They did record a shock opener in their 3-1 defeat to Austria last time out, but across their past nine defeats, the only other side they registered a consolation against was in a friendly with Lithuania.
Although unlikely to add another goal here, the visitors will fancy their chances of avoiding an abject humiliation.
Even in Euro qualifiers against Spain, they only went down 4-1 at home and 4-0 on the road. Scotland certainly don’t have the firepower to match La Roja, scoring more than a single goal in just one of their past eight appearances now, while netting just six times across these games in total.
Scotland did manage a 6-0 victory hosting San Marino in the Euro qualifiers, but their opponents that day are over 100 placed below the Faroe Island’s in FIFA’s world rankings.
In fact, they’re even listed above Kazakhstan, who Scotland beat 3-1 in those same qualifiers under Steve Clark and lost 3-0 to on the road under former boss Alex McLeish.
Scotland To Win And Under 3.5 Goals
A modest victory should be in store then. On home turf alone, Scotland are W5-D3-L2 under current management, as the two defeats were inflicted by Russia and Belgium.
Israel earnt a draw on two occasions, as did Austria in the current international break, but Cyprus, San Marino, Kazakhstan, Slovakia and the Czech Republic have all been beaten.
Five of Scotland’s seven wins under Steve Clarke have finished either 1-0 or 2-1, and the home win coupled with under 3.5 goals makes sense here.
Seven of Scotland’s last eight matches have featured fewer than three goals, while five of these games saw just a single strike or none at all, so a workmanlike performance is to be expected.

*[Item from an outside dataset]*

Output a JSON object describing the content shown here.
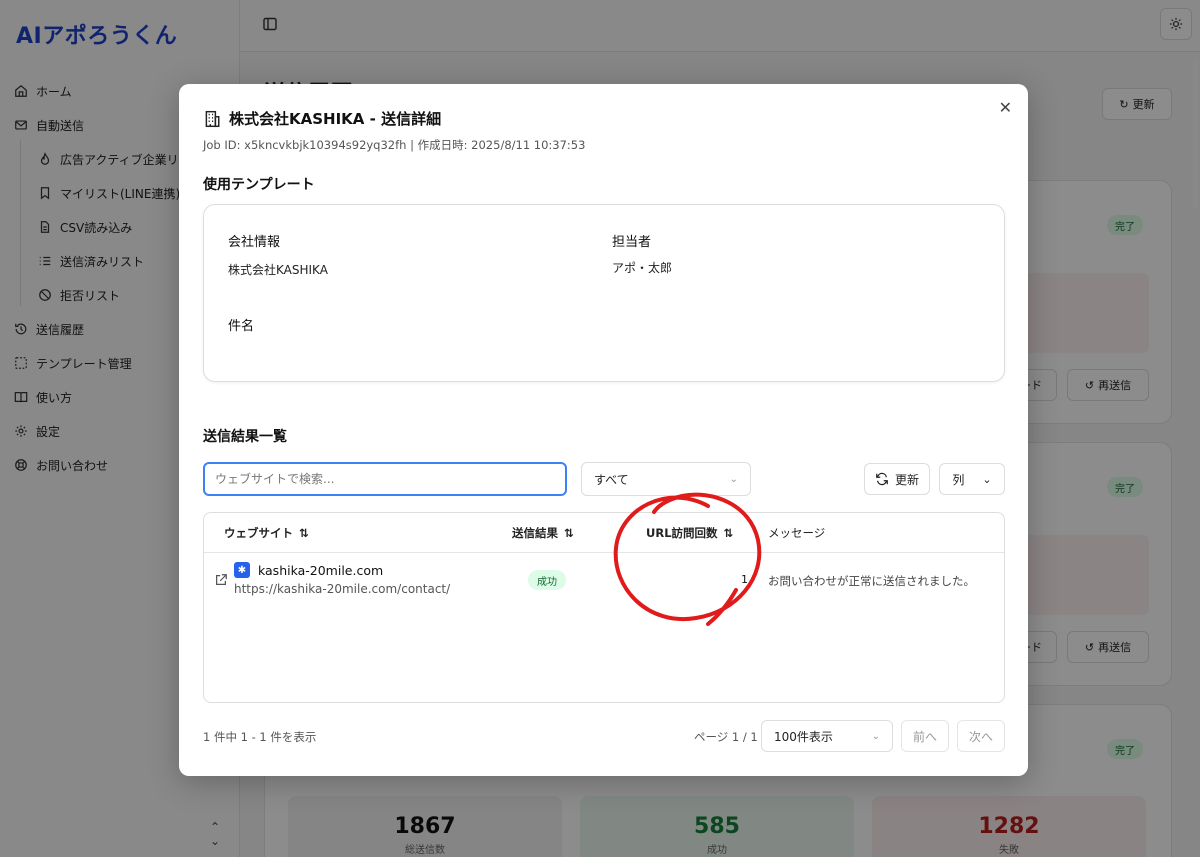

Another factor that should help keep the scores down is that Scotland have been slow starters in recent times.
They’ve managed just a single first-half strike across their past eight matches, though we wouldn’t be confident enough to back the visitors to make it to half time unscathed.